Deloitte’s James T. Adams was just trying to do a deep dive into the business, to really get a good feel for the nuts and bolts, the ins and outs, and the what have yous, all of which the Securities and Exchange Commission apparently frowns upon. Read more »
How Else Is An Auditor Supposed To Get A Good Look At A Casino’s Books Than By Borrowing $478,000 To Gamble And Hiding It From Everyone?By Bess Levin
For close to three years the Big Four accounting firms have been advising their corporate clients to change the way they account for auction-rate securities. Many companies changed the way they account for auction-rate securities on their balance sheets, sometimes classifying them as current assets and short-term investments.

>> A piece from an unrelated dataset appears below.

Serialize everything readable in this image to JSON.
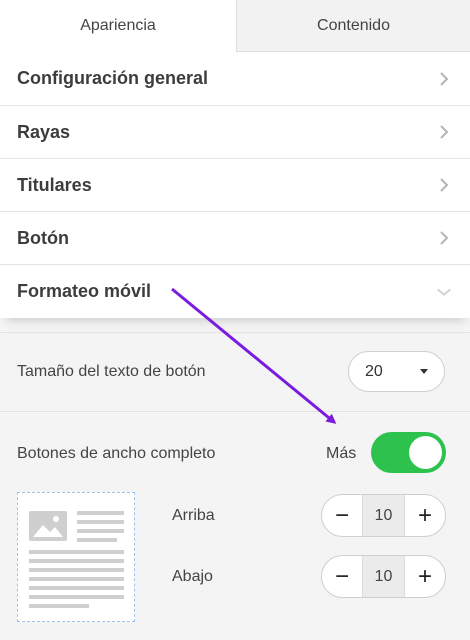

But some, like Continental, continued to included at least some portion of their auction-rate securities in the “cash equivalent” line.
Early last year the Financial Standards and Accounting Board decided that the “cash equivalent” designation was too open to confusion and abuse and recommended it be eliminated from cash flow statements. Many corporate treasurers and investment banking professionals who spoke to DealBreaker believe that this helped trigger the sell-off of auction-rate securities at the end of last year and the beginning of this year.
Others point to an even more recent accounting phenomenon—an advisory issued in January by Deloitte that warned auditors that “many issuances of auction rate securities have been adversely affected by the turmoil in the credit markets; thus, their current fair value is at a discount, sometimes substantial, from par value.” As auditors began to inform client corporations that they were going to have to record impairments of their auction-rate securities, corporate treasurers decided to unload this new source of credit market damage to balance sheets. Even corporations that had changed the accounting treatment of the auction-rated securities much earlier had not really paid much mind to them.
Deloitte told auditors that “because many entities assumed that these securities were economically equivalent to cash (even if they are not the accounting equivalent of cash), investments may not be on the “radar screen” as companies consider their loss exposures in the current environment.”
Once companies began to appreciate the potential for significant declines in value, they began to jettison their auction-rate securities. Suddenly, demand for these securities vanished from the marketplace, however, and companies seeking to unload them found themselves burdened with suddenly illiquid investments they once considered cash.
Auction Rate Securities Warrant Scrutiny for Impairment [Deliotte]